After retiring as an athlete through injuries, he became a sprints coach genuinely admired worldwide for his technical expertise and innovation. Athletes coached by Francis set 32 world records and won nine Olympic medals. They included Angella Issajenko, Desai Williams – who also raced in that infamous Seoul 100m final – and the hurdler Mark McKoy.
But Francis will always be remembered for Seoul 1988, and Johnson, undoubtedly the coach's brightest star. Francis had carefully nurtured Johnson's raw power from the age of 15 until, in 1987, he won the 100m world title in Rome in world-record time, defeating America's four-time Olympic gold medallist Carl Lewis.
The track rivalry between the arrogant American and the stuttering Johnson enthralled the world in the build-up to the 1988 Olympics. Its dramatic conclusion had ramifications for years afterwards.
"I will always have a lot of love for Charlie," Johnson told a Toronto newspaper yesterday. "Charlie and I were always friends, never mind what happened in the past."

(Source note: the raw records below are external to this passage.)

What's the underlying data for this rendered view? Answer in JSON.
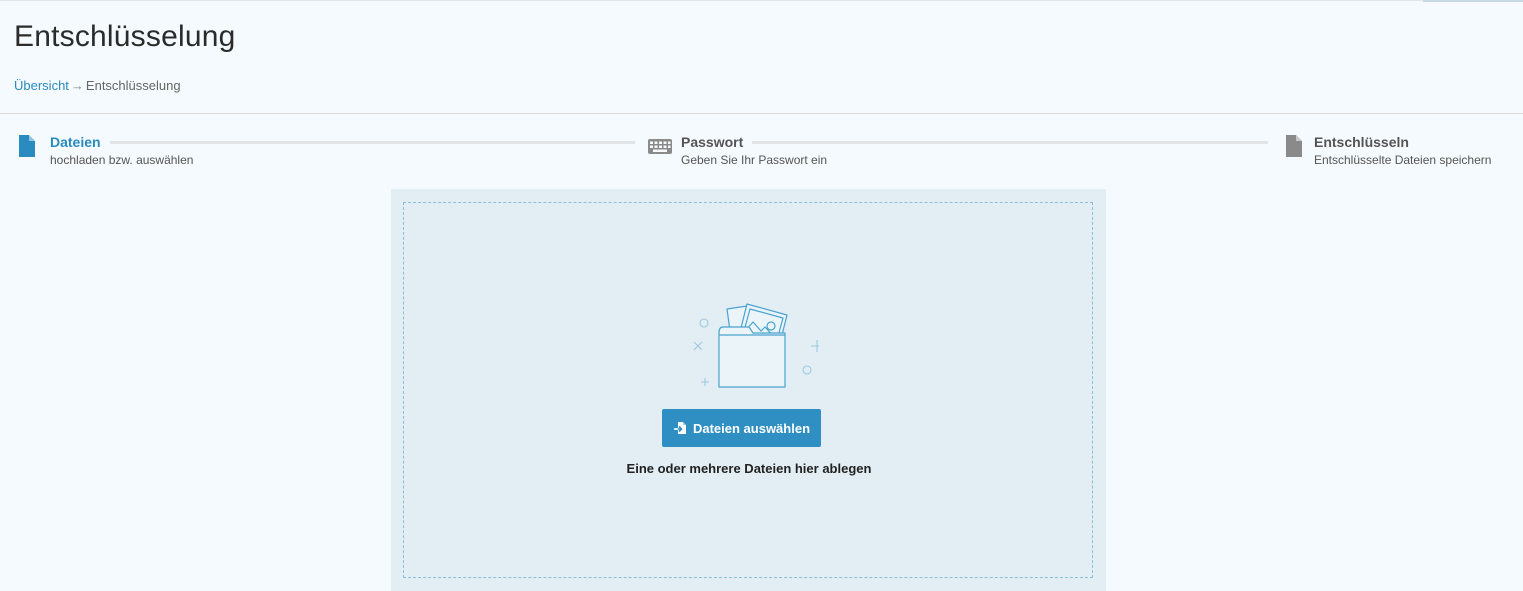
{
  "page": {
    "title": "Entschlüsselung"
  },
  "breadcrumb": {
    "home_label": "Übersicht",
    "separator": "→",
    "current_label": "Entschlüsselung"
  },
  "steps": [
    {
      "title": "Dateien",
      "subtitle": "hochladen bzw. auswählen",
      "icon": "file-icon",
      "active": true
    },
    {
      "title": "Passwort",
      "subtitle": "Geben Sie Ihr Passwort ein",
      "icon": "keyboard-icon",
      "active": false
    },
    {
      "title": "Entschlüsseln",
      "subtitle": "Entschlüsselte Dateien speichern",
      "icon": "file-icon",
      "active": false
    }
  ],
  "dropzone": {
    "button_label": "Dateien auswählen",
    "hint": "Eine oder mehrere Dateien hier ablegen",
    "illustration_icon": "folder-with-images-icon"
  },
  "colors": {
    "accent": "#2a8bc0",
    "button": "#2f8fc3",
    "background": "#f4fafd",
    "dropzone_bg": "#e2eef4",
    "inactive": "#8a8a8a"
  }
}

Francis never denied that his athlete used anabolic steroids, but he said that he would not have been stupid enough to inject the archaic drug stanozolol, which takes a long time to clear the body, when oral steroids, with quicker clearance times and therefore less risk of detection, were available. He believed that Johnson was deliberately set up, his drink spiked by rivals, in a conspiracy theory worthy of the grassy knoll.
Francis always maintained that the reason his athletes used steroids was because their rivals were doing so. History records that, of the seven men in that Seoul Olympic final alongside Ben Johnson, five, including Lewis and Britain's Linford Christie, were subsequently involved in doping cases. Lewis and Christie, promoted to gold and silver medals after Johnson's disqualification, have kept those medals to this day.
After the Seoul scandal came the federal inquiry, when Francis was complemented by the chairman, Justice Dubin. Officials at Athletics Canada rewarded Francis's candour by banning him for life. Francis, though, continued working with clients ranging from businessmen to professional basketball, American football and ice hockey players. He might have made more capital from media work. Yet he often cut an elusive, enigmatic figure.
In the early 1990s, I was working on a BBC documentary about the notorious British official, Andy Norman. We sought out Francis to corroborate a story that he had been recruited to assist with the doping programme of a leading woman athlete. She shocked even Francis when she explained that she had routinely avoided positive drug tests by catheterising "clean" urine into her body using a bubble-making toy.
Two months of daily phone calls and faxes from the BBC eventually got Francis to agree to meet. Eagerly, we flew to Toronto where, for four days, Francis avoided our calls.
We parked outside his home and eventually he came out and spoke. We took him for a coffee, where he engaged us for three hours with all sorts of insights and anecdotes, including confirming the story about the bubble-blowing toy. Then Francis got up and announced, "But I won't say anything on camera," and walked out of the café and sprinted to his car.
Charlie Francis takes many secrets with him to his grave, including whether Ben Johnson might have been a world-beater without drugs. As Francis said: "I guess that's the one thing you can't know."
Charles Francis, athletics coach: born Toronto 13 October 1948; married Ange Coon (one son); died Toronto 12 May 2010.Reuse content